The figure above shows a portion of the Steiner surface, including the triple point. The triple point is at the origin,

and there are double points along the portions of the coordinate axes that are shown in the figure. Equivalently,

the sheets of different colors intersect along the various coordinate axes. The 6 pinch points of the surface are

at the ends of those portions of the coordinate axes.

One more interesting feature of the Steiner surface can be seen in this figure: there are 4 plane conics on the surface.

(Actually, they are circles in this model.) They appear at the edges of the portion shown here, and they are lightly

sketched in black.

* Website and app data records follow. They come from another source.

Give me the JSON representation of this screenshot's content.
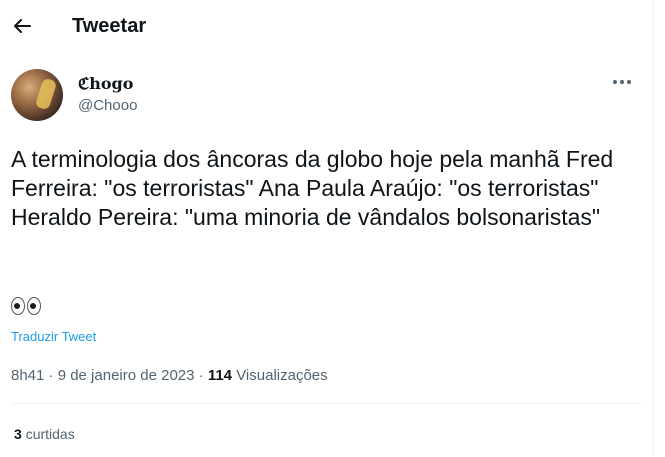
{
  "header": {
    "title": "Tweetar",
    "back_icon": "arrow-left-icon"
  },
  "tweet": {
    "author": {
      "display_name": "ℭhogo",
      "handle": "@Chooo"
    },
    "text": "A terminologia dos âncoras da globo hoje pela manhã Fred Ferreira: \"os terroristas\" Ana Paula Araújo: \"os terroristas\" Heraldo Pereira: \"uma minoria de vândalos bolsonaristas\"",
    "emoji": "eyes-emoji",
    "translate_label": "Traduzir Tweet",
    "timestamp": "8h41 · 9 de janeiro de 2023",
    "separator": "·",
    "views_count": "114",
    "views_label": "Visualizações",
    "retweets_count": "3",
    "retweets_label": "curtidas"
  },
  "colors": {
    "accent": "#1d9bf0",
    "secondary_text": "#536471",
    "primary_text": "#0f1419"
  }
}
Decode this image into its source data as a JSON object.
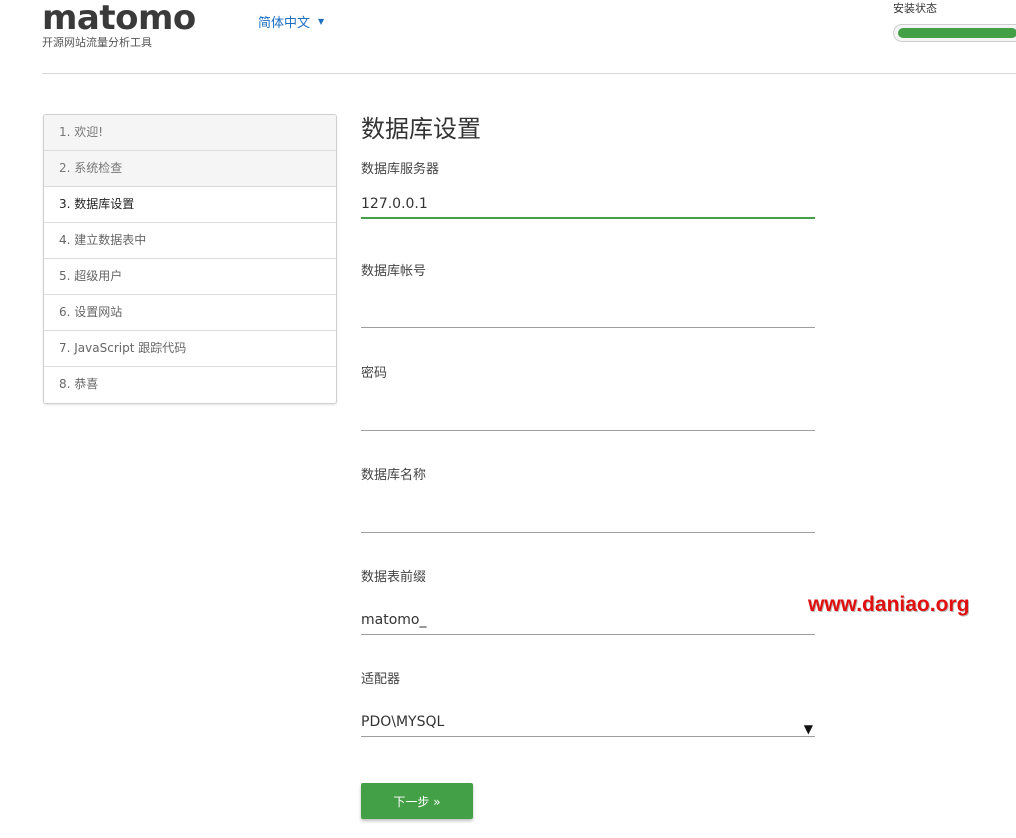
{
  "header": {
    "logo_text": "matomo",
    "tagline": "开源网站流量分析工具",
    "language": "简体中文",
    "install_status_label": "安装状态",
    "install_progress": 1.0
  },
  "steps": [
    {
      "label": "1. 欢迎!",
      "state": "done"
    },
    {
      "label": "2. 系统检查",
      "state": "done"
    },
    {
      "label": "3. 数据库设置",
      "state": "current"
    },
    {
      "label": "4. 建立数据表中",
      "state": "future"
    },
    {
      "label": "5. 超级用户",
      "state": "future"
    },
    {
      "label": "6. 设置网站",
      "state": "future"
    },
    {
      "label": "7. JavaScript 跟踪代码",
      "state": "future"
    },
    {
      "label": "8. 恭喜",
      "state": "future"
    }
  ],
  "form": {
    "title": "数据库设置",
    "fields": {
      "host": {
        "label": "数据库服务器",
        "value": "127.0.0.1"
      },
      "username": {
        "label": "数据库帐号",
        "value": ""
      },
      "password": {
        "label": "密码",
        "value": ""
      },
      "dbname": {
        "label": "数据库名称",
        "value": ""
      },
      "prefix": {
        "label": "数据表前缀",
        "value": "matomo_"
      },
      "adapter": {
        "label": "适配器",
        "value": "PDO\\MYSQL"
      }
    },
    "next_button": "下一步 »"
  },
  "watermark": "www.daniao.org",
  "colors": {
    "accent": "#43a047",
    "link": "#1e6fc1",
    "watermark": "#e01010"
  }
}
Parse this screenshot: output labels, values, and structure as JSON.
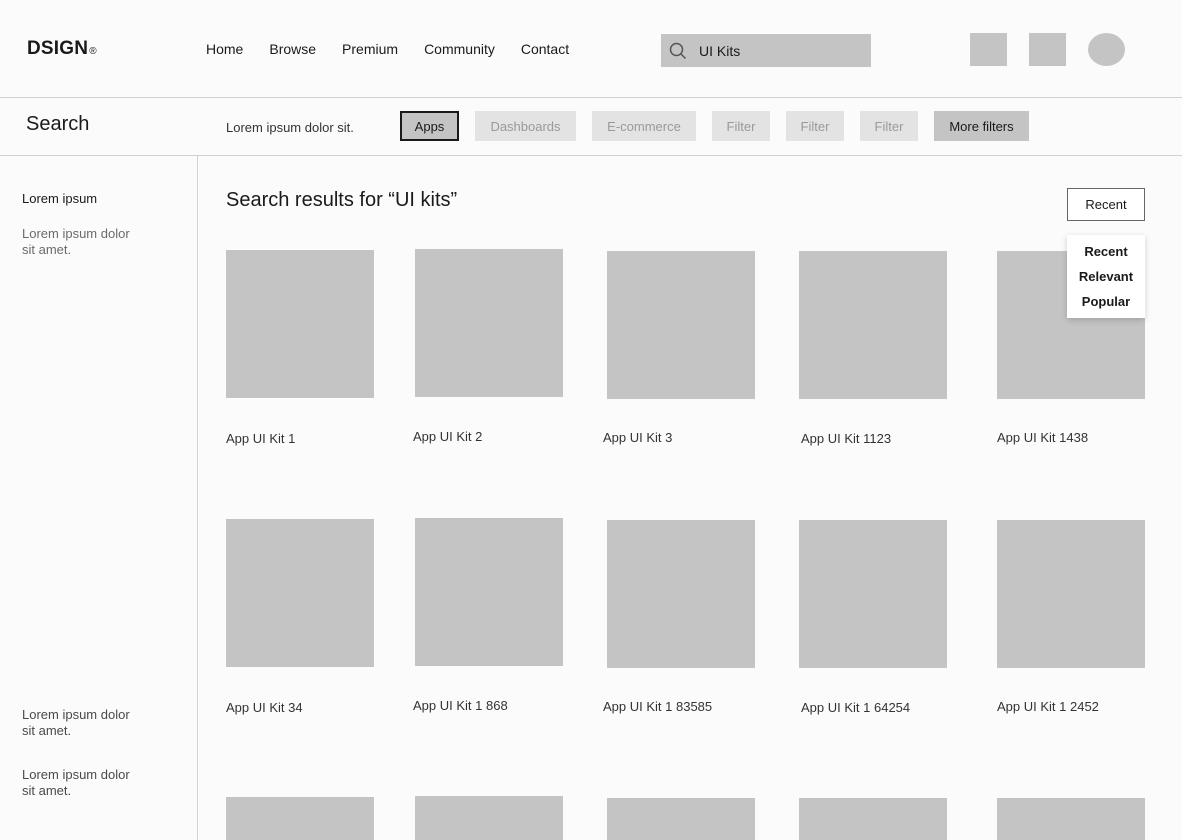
{
  "header": {
    "logo": "DSIGN",
    "logo_mark": "®",
    "nav": [
      "Home",
      "Browse",
      "Premium",
      "Community",
      "Contact"
    ],
    "search_value": "UI Kits"
  },
  "subbar": {
    "title": "Search",
    "description": "Lorem ipsum dolor sit.",
    "chips": [
      "Apps",
      "Dashboards",
      "E-commerce",
      "Filter",
      "Filter",
      "Filter",
      "More filters"
    ],
    "active_chip": "Apps"
  },
  "sidebar": {
    "heading": "Lorem ipsum",
    "items": [
      "Lorem ipsum dolor sit amet.",
      "Lorem ipsum dolor sit amet.",
      "Lorem ipsum dolor sit amet."
    ]
  },
  "main": {
    "title": "Search results for “UI kits”",
    "sort": {
      "selected": "Recent",
      "options": [
        "Recent",
        "Relevant",
        "Popular"
      ]
    },
    "results": [
      "App UI Kit 1",
      "App UI Kit 2",
      "App UI Kit 3",
      "App UI Kit 1123",
      "App UI Kit 1438",
      "App UI Kit 34",
      "App UI Kit 1 868",
      "App UI Kit 1 83585",
      "App UI Kit 1 64254",
      "App UI Kit 1 2452"
    ]
  }
}
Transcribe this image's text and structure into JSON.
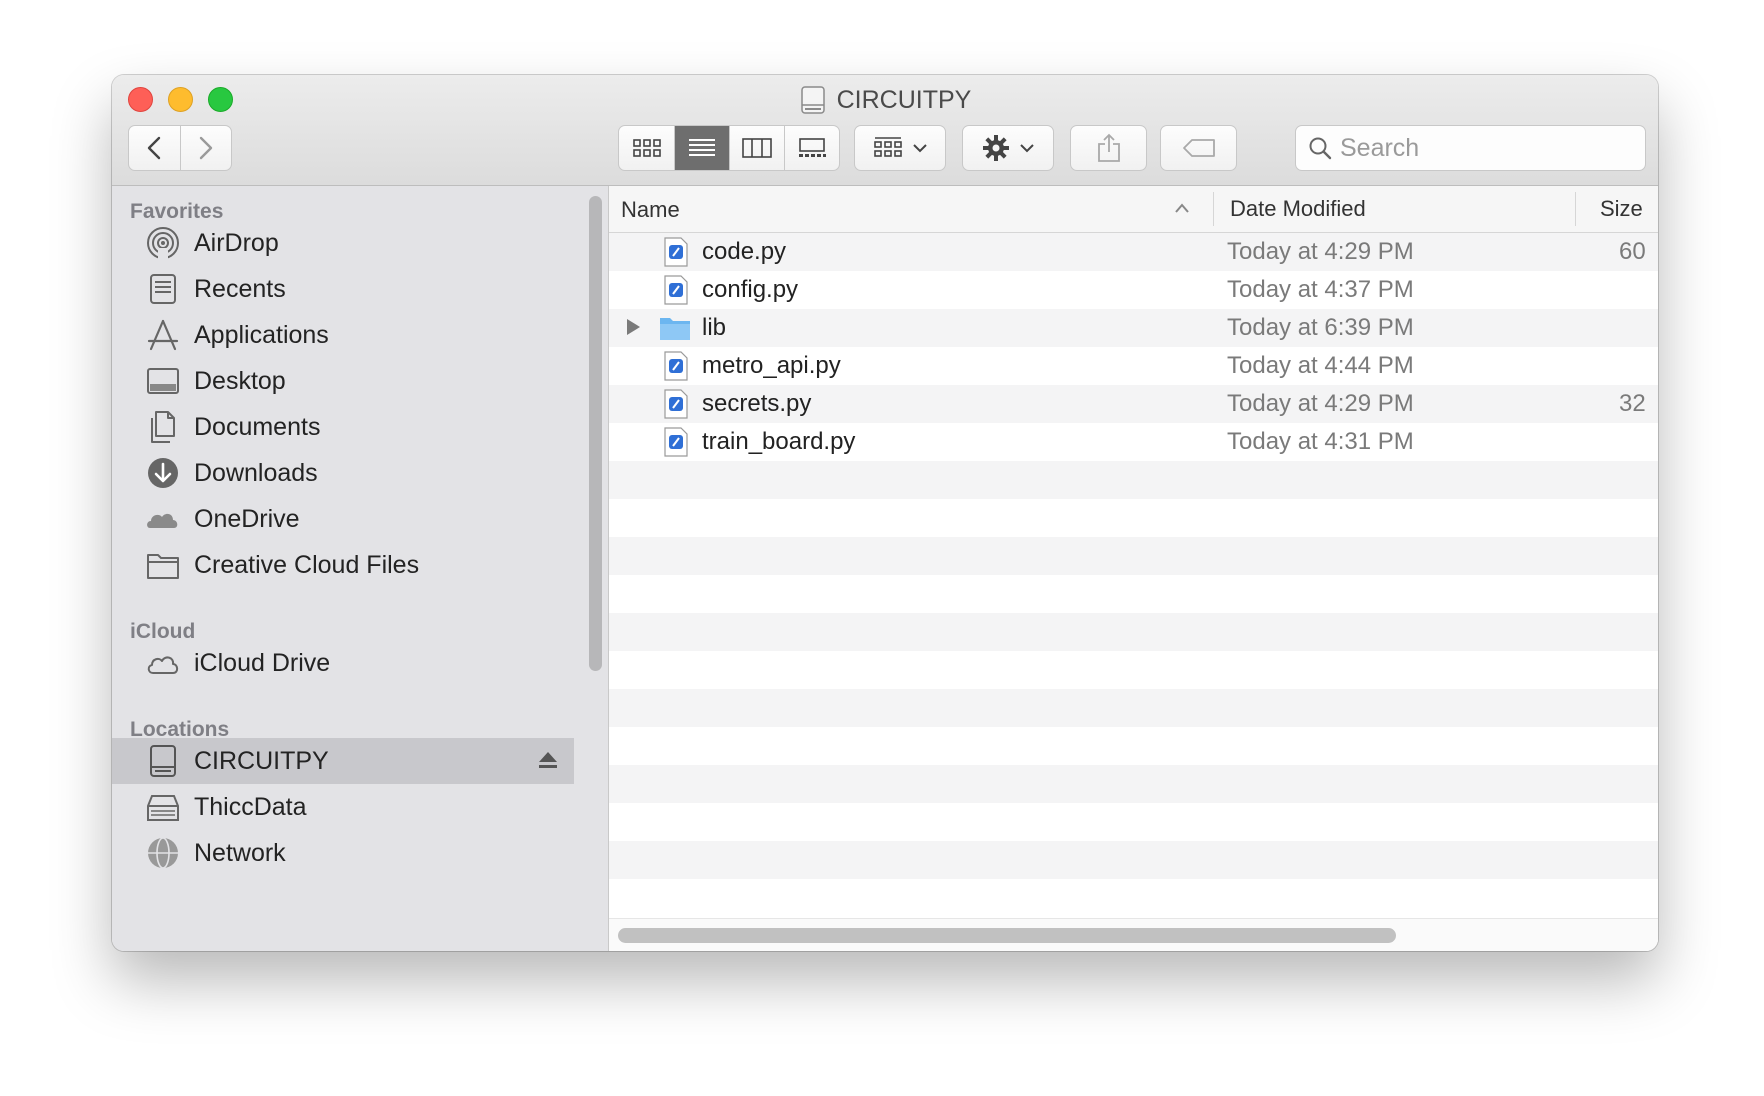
{
  "window": {
    "title": "CIRCUITPY"
  },
  "toolbar": {
    "back": "back",
    "forward": "forward",
    "search_placeholder": "Search"
  },
  "sidebar": {
    "favorites_header": "Favorites",
    "favorites": [
      {
        "label": "AirDrop",
        "icon": "airdrop-icon"
      },
      {
        "label": "Recents",
        "icon": "recents-icon"
      },
      {
        "label": "Applications",
        "icon": "applications-icon"
      },
      {
        "label": "Desktop",
        "icon": "desktop-icon"
      },
      {
        "label": "Documents",
        "icon": "documents-icon"
      },
      {
        "label": "Downloads",
        "icon": "downloads-icon"
      },
      {
        "label": "OneDrive",
        "icon": "onedrive-icon"
      },
      {
        "label": "Creative Cloud Files",
        "icon": "folder-icon"
      }
    ],
    "icloud_header": "iCloud",
    "icloud": [
      {
        "label": "iCloud Drive",
        "icon": "icloud-icon"
      }
    ],
    "locations_header": "Locations",
    "locations": [
      {
        "label": "CIRCUITPY",
        "icon": "drive-icon",
        "selected": true
      },
      {
        "label": "ThiccData",
        "icon": "external-drive-icon"
      },
      {
        "label": "Network",
        "icon": "network-icon"
      }
    ]
  },
  "file_list": {
    "columns": {
      "name": "Name",
      "date": "Date Modified",
      "size": "Size"
    },
    "rows": [
      {
        "name": "code.py",
        "date": "Today at 4:29 PM",
        "size": "60",
        "kind": "python"
      },
      {
        "name": "config.py",
        "date": "Today at 4:37 PM",
        "size": "",
        "kind": "python"
      },
      {
        "name": "lib",
        "date": "Today at 6:39 PM",
        "size": "",
        "kind": "folder"
      },
      {
        "name": "metro_api.py",
        "date": "Today at 4:44 PM",
        "size": "",
        "kind": "python"
      },
      {
        "name": "secrets.py",
        "date": "Today at 4:29 PM",
        "size": "32",
        "kind": "python"
      },
      {
        "name": "train_board.py",
        "date": "Today at 4:31 PM",
        "size": "",
        "kind": "python"
      }
    ]
  },
  "colors": {
    "close": "#fe5f57",
    "minimize": "#febc2e",
    "maximize": "#28c840",
    "sidebar_bg": "#e3e3e6",
    "selected_bg": "#c8c8cc",
    "folder": "#6cb6f0"
  }
}
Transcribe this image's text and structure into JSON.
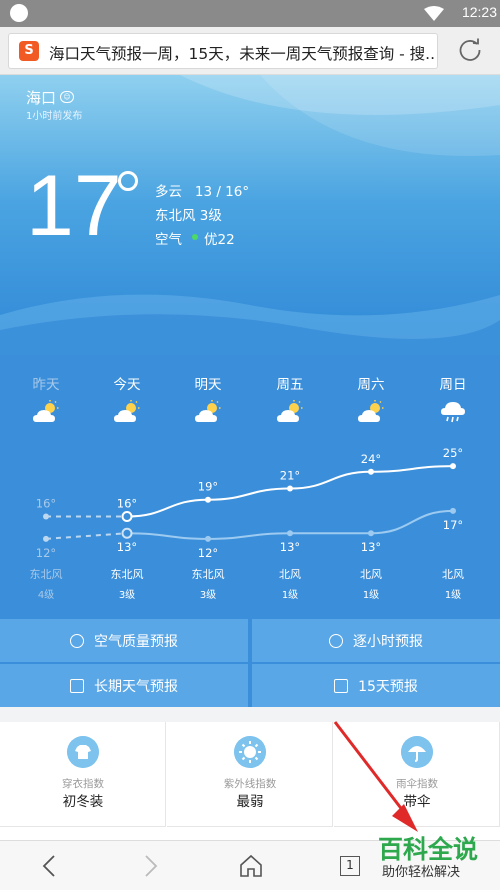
{
  "status_bar": {
    "time": "12:23"
  },
  "address_bar": {
    "site_icon_letter": "S",
    "page_title": "海口天气预报一周，15天，未来一周天气预报查询 - 搜..."
  },
  "current": {
    "city": "海口",
    "city_badge": "☺",
    "published": "1小时前发布",
    "temperature": "17",
    "condition": "多云",
    "range": "13 / 16°",
    "wind": "东北风 3级",
    "air_label": "空气",
    "air_value": "优22",
    "air_color": "#4cd964"
  },
  "forecast": {
    "days": [
      {
        "label": "昨天",
        "icon": "partly-cloudy-icon",
        "high": "16°",
        "low": "12°",
        "wind": "东北风",
        "level": "4级",
        "past": true
      },
      {
        "label": "今天",
        "icon": "partly-cloudy-icon",
        "high": "16°",
        "low": "13°",
        "wind": "东北风",
        "level": "3级",
        "past": false
      },
      {
        "label": "明天",
        "icon": "partly-cloudy-icon",
        "high": "19°",
        "low": "12°",
        "wind": "东北风",
        "level": "3级",
        "past": false
      },
      {
        "label": "周五",
        "icon": "partly-cloudy-icon",
        "high": "21°",
        "low": "13°",
        "wind": "北风",
        "level": "1级",
        "past": false
      },
      {
        "label": "周六",
        "icon": "partly-cloudy-icon",
        "high": "24°",
        "low": "13°",
        "wind": "北风",
        "level": "1级",
        "past": false
      },
      {
        "label": "周日",
        "icon": "rain-cloud-icon",
        "high": "25°",
        "low": "17°",
        "wind": "北风",
        "level": "1级",
        "past": false
      }
    ],
    "high_values": [
      16,
      16,
      19,
      21,
      24,
      25
    ],
    "low_values": [
      12,
      13,
      12,
      13,
      13,
      17
    ]
  },
  "links": {
    "air_quality": "空气质量预报",
    "hourly": "逐小时预报",
    "long_term": "长期天气预报",
    "fifteen_day": "15天预报"
  },
  "indexes": [
    {
      "title": "穿衣指数",
      "value": "初冬装",
      "icon": "shirt-icon"
    },
    {
      "title": "紫外线指数",
      "value": "最弱",
      "icon": "sun-icon"
    },
    {
      "title": "雨伞指数",
      "value": "带伞",
      "icon": "umbrella-icon"
    }
  ],
  "navbar": {
    "tab_count": "1"
  },
  "watermark": {
    "main": "百科全说",
    "sub": "助你轻松解决"
  }
}
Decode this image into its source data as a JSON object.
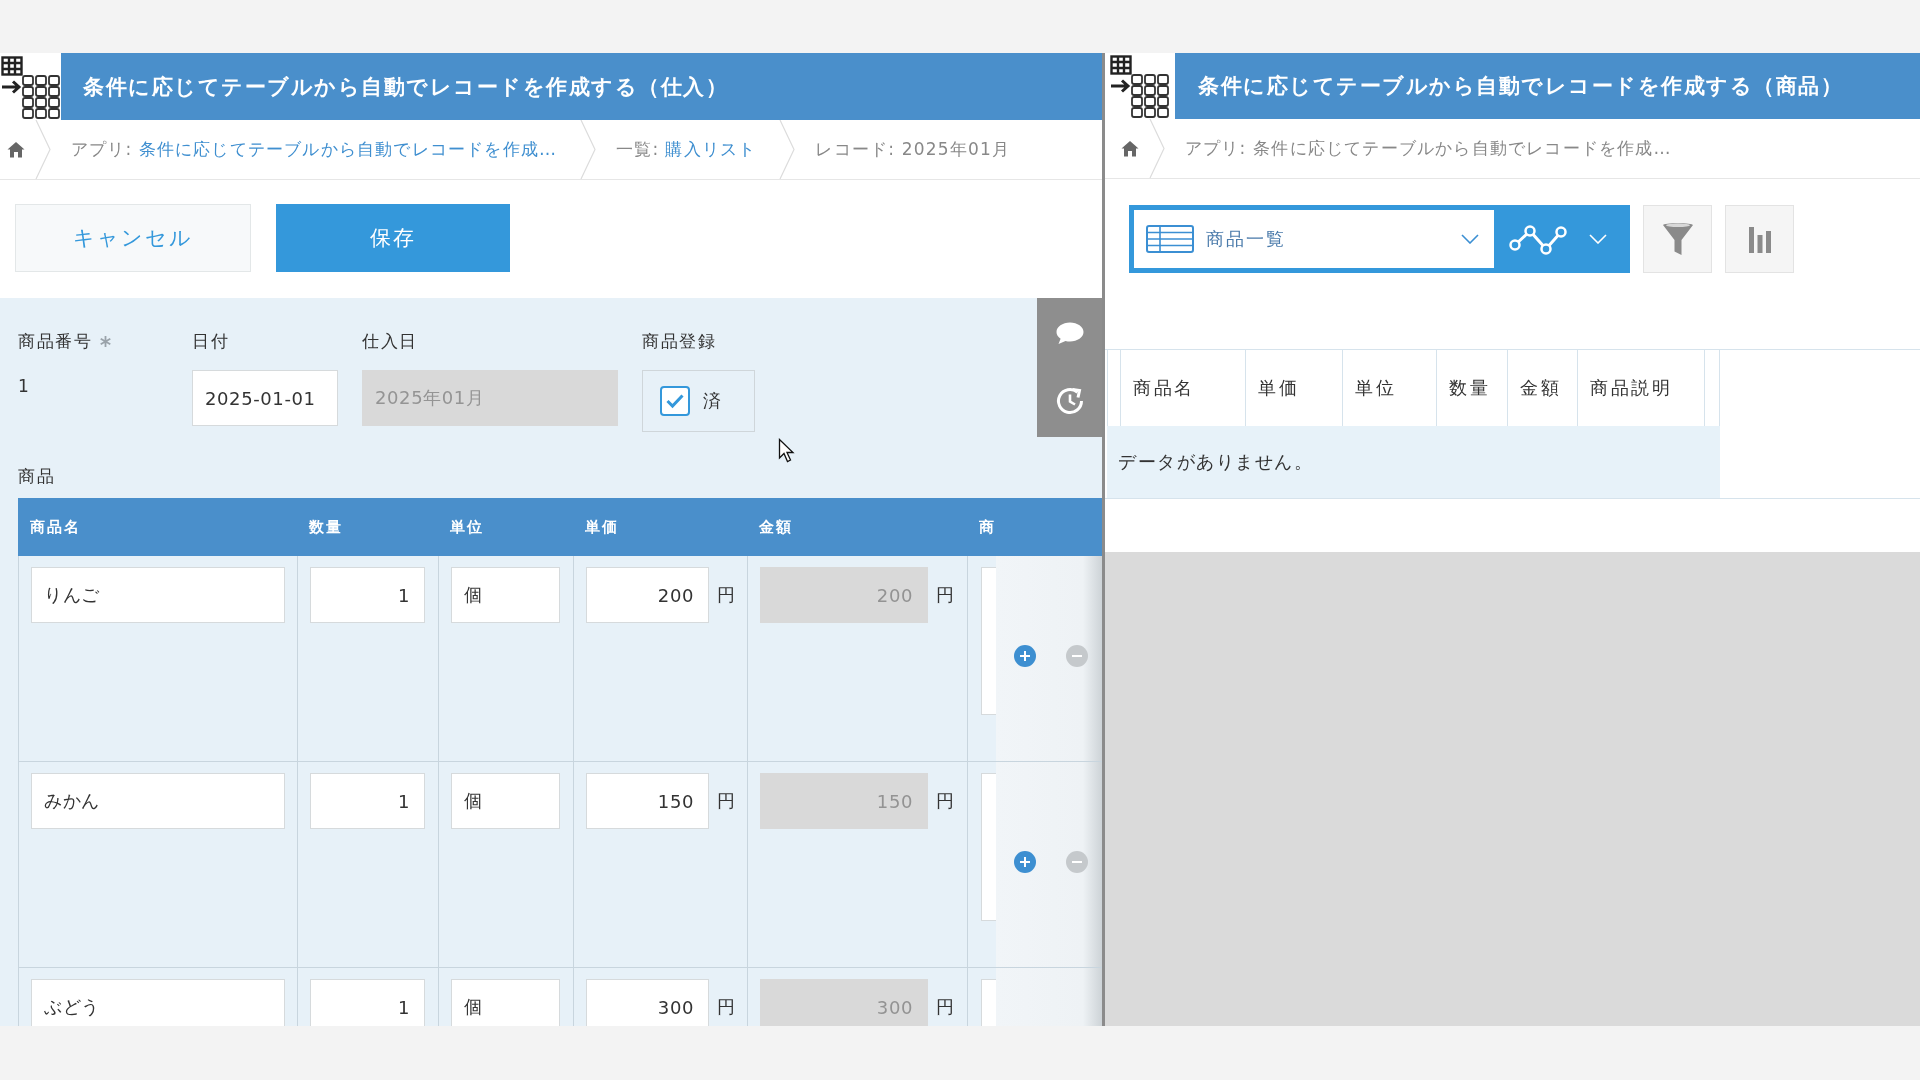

Under the projective duality that relates the Steiner surface to the Cayley surface, these 4 circles are collapsed to

the 4 nodes of the Cayley surface. Alternatively, Click here to see a page that shows the 9 lines on the Cayley surface

and also includes some discussion of this remarkable instance of projective duality.

Click here to return to

- the main picture of the Steiner surface

Go back to the JGV homepage.

Back to my homepage

*I made this page by substituting my own data in a *Geometry Center *webpage.*

Prof. Joel Roberts

School of Mathematics

University of Minnesota

Minneapolis, MN 55455

USA

Office: 351 Vincent Hall

Phone: (612) 625-1076

Dept. FAX: (612) 626-2017

e-mail: `roberts@math.umn.edu
http://www.math.umn.edu/~roberts
`